RECORDED DATA Block Start

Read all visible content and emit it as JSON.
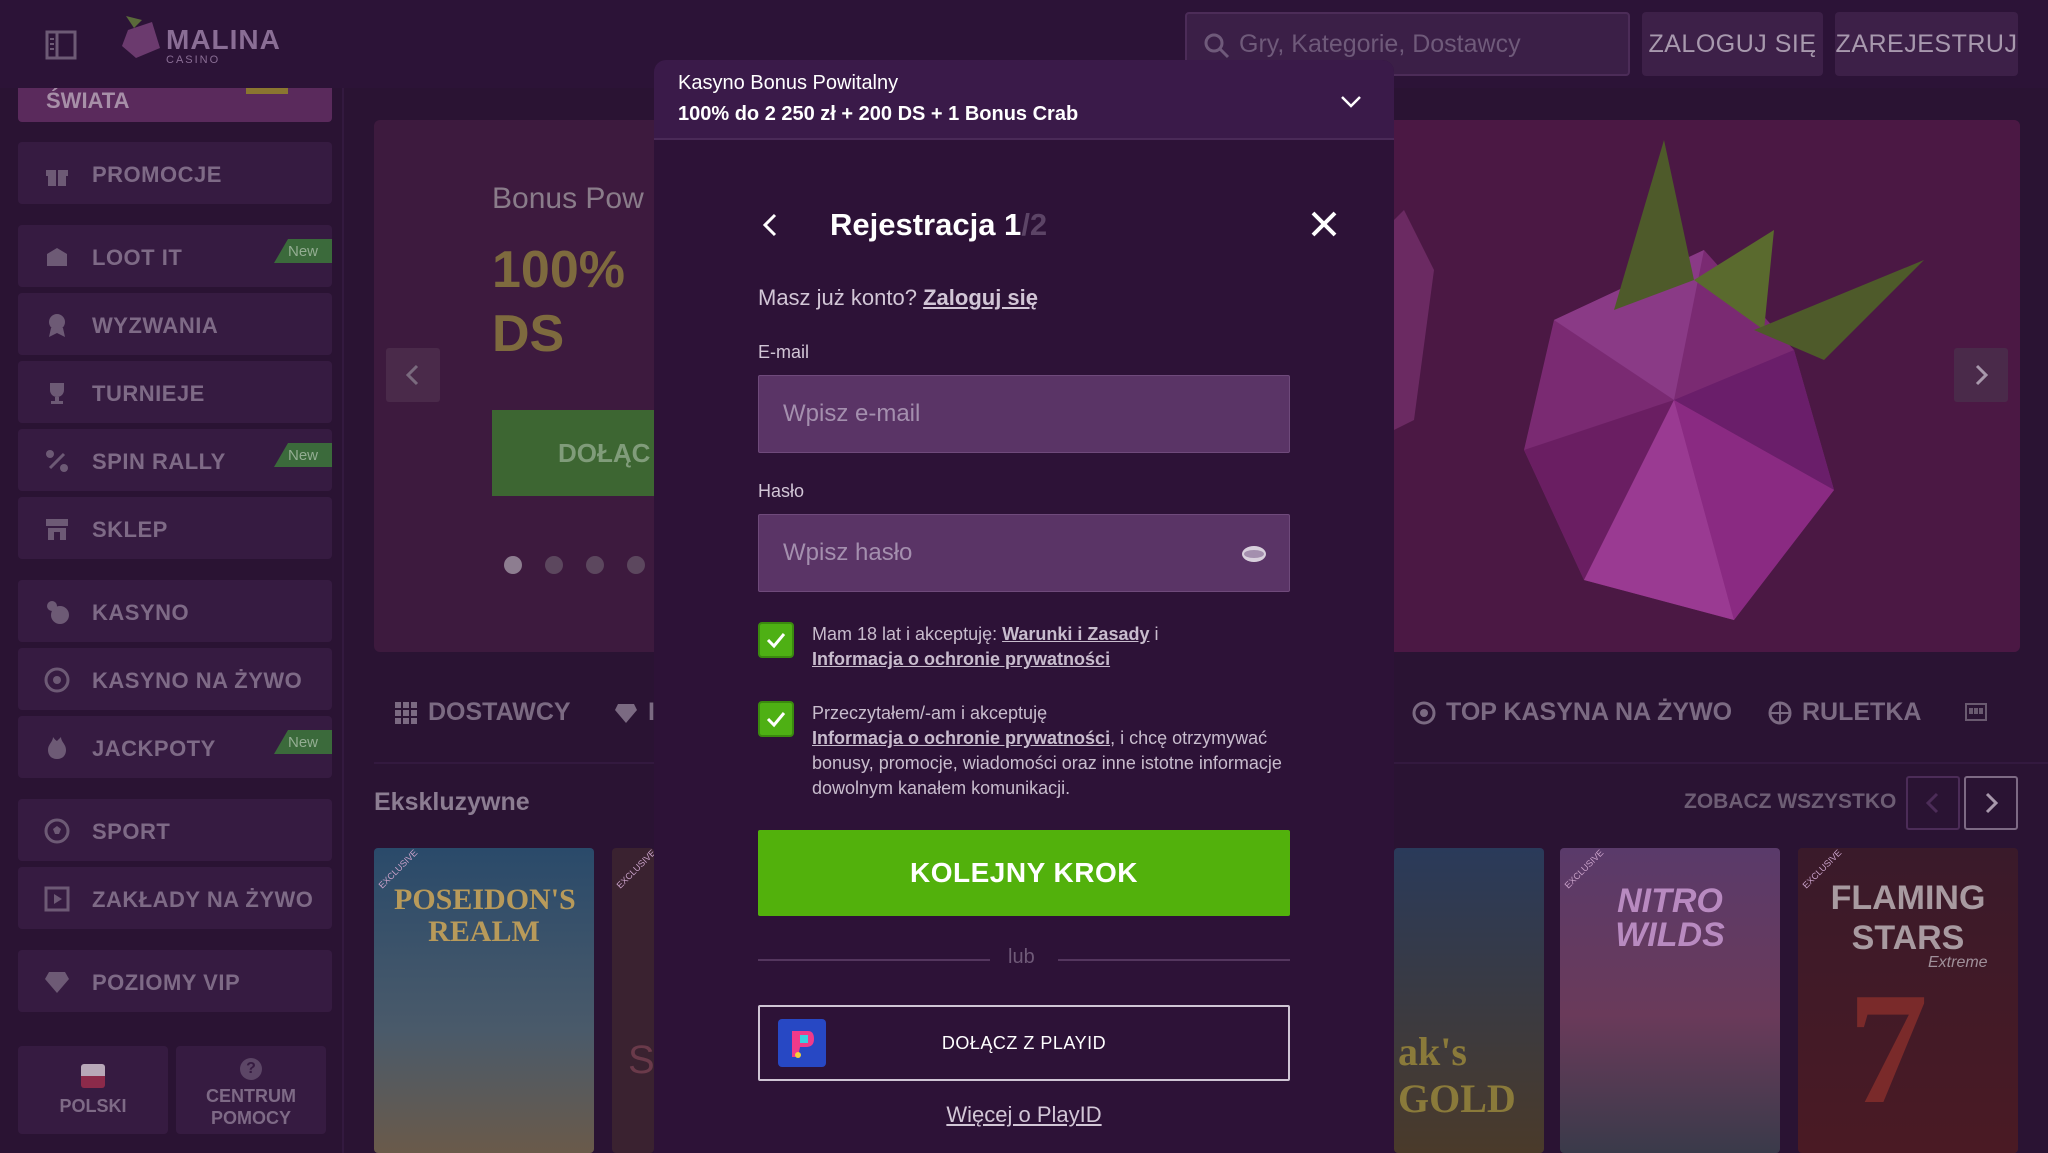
{
  "header": {
    "logo_text": "MALINA",
    "logo_sub": "CASINO",
    "search_placeholder": "Gry, Kategorie, Dostawcy",
    "login_label": "ZALOGUJ SIĘ",
    "register_label": "ZAREJESTRUJ"
  },
  "sidebar": {
    "top_item": "ŚWIATA",
    "items": [
      {
        "label": "PROMOCJE",
        "icon": "gift-icon"
      },
      {
        "label": "LOOT IT",
        "icon": "loot-box-icon",
        "badge": "New"
      },
      {
        "label": "WYZWANIA",
        "icon": "medal-icon"
      },
      {
        "label": "TURNIEJE",
        "icon": "trophy-icon"
      },
      {
        "label": "SPIN RALLY",
        "icon": "spin-rally-icon",
        "badge": "New"
      },
      {
        "label": "SKLEP",
        "icon": "shop-icon"
      },
      {
        "label": "KASYNO",
        "icon": "casino-icon"
      },
      {
        "label": "KASYNO NA ŻYWO",
        "icon": "roulette-icon"
      },
      {
        "label": "JACKPOTY",
        "icon": "jackpot-icon",
        "badge": "New"
      },
      {
        "label": "SPORT",
        "icon": "soccer-ball-icon"
      },
      {
        "label": "ZAKŁADY NA ŻYWO",
        "icon": "live-bet-icon"
      },
      {
        "label": "POZIOMY VIP",
        "icon": "diamond-icon"
      }
    ],
    "lang_label": "POLSKI",
    "help_label_1": "CENTRUM",
    "help_label_2": "POMOCY"
  },
  "hero": {
    "subtitle": "Bonus Pow",
    "title_line1": "100% ",
    "title_line2": "DS",
    "cta": "DOŁĄC"
  },
  "categories": [
    {
      "label": "DOSTAWCY",
      "icon": "grid-icon"
    },
    {
      "label": "I",
      "icon": "diamond-icon"
    },
    {
      "label": "TOP KASYNA NA ŻYWO",
      "icon": "chip-icon"
    },
    {
      "label": "RULETKA",
      "icon": "roulette-icon"
    }
  ],
  "games_section": {
    "title": "Ekskluzywne",
    "see_all": "ZOBACZ WSZYSTKO",
    "games": [
      {
        "title": "POSEIDON'S REALM",
        "tag": "EXCLUSIVE"
      },
      {
        "title": "S",
        "tag": "EXCLUSIVE"
      },
      {
        "title": "ak's GOLD",
        "tag": ""
      },
      {
        "title": "NITRO WILDS",
        "tag": "EXCLUSIVE"
      },
      {
        "title": "FLAMING STARS",
        "subtitle": "Extreme",
        "tag": "EXCLUSIVE"
      }
    ]
  },
  "modal": {
    "bonus_title": "Kasyno Bonus Powitalny",
    "bonus_desc": "100% do 2 250 zł + 200 DS + 1 Bonus Crab",
    "title": "Rejestracja 1",
    "step_total": "/2",
    "have_account": "Masz już konto?",
    "login_link": "Zaloguj się",
    "email_label": "E-mail",
    "email_placeholder": "Wpisz e-mail",
    "password_label": "Hasło",
    "password_placeholder": "Wpisz hasło",
    "check1_prefix": "Mam 18 lat i akceptuję: ",
    "check1_link1": "Warunki i Zasady",
    "check1_mid": " i",
    "check1_link2": "Informacja o ochronie prywatności",
    "check2_prefix": "Przeczytałem/-am i akceptuję",
    "check2_link": "Informacja o ochronie prywatności",
    "check2_suffix": ", i chcę otrzymywać bonusy, promocje, wiadomości oraz inne istotne informacje dowolnym kanałem komunikacji.",
    "next_button": "KOLEJNY KROK",
    "or_text": "lub",
    "playid_button": "DOŁĄCZ Z PLAYID",
    "more_playid": "Więcej o PlayID"
  },
  "colors": {
    "accent_green": "#52b10c",
    "modal_bg": "#2d1237",
    "page_bg": "#2a1333"
  }
}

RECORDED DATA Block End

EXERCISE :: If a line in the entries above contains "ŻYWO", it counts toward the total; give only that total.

PROBLEM SOLUTION :: 3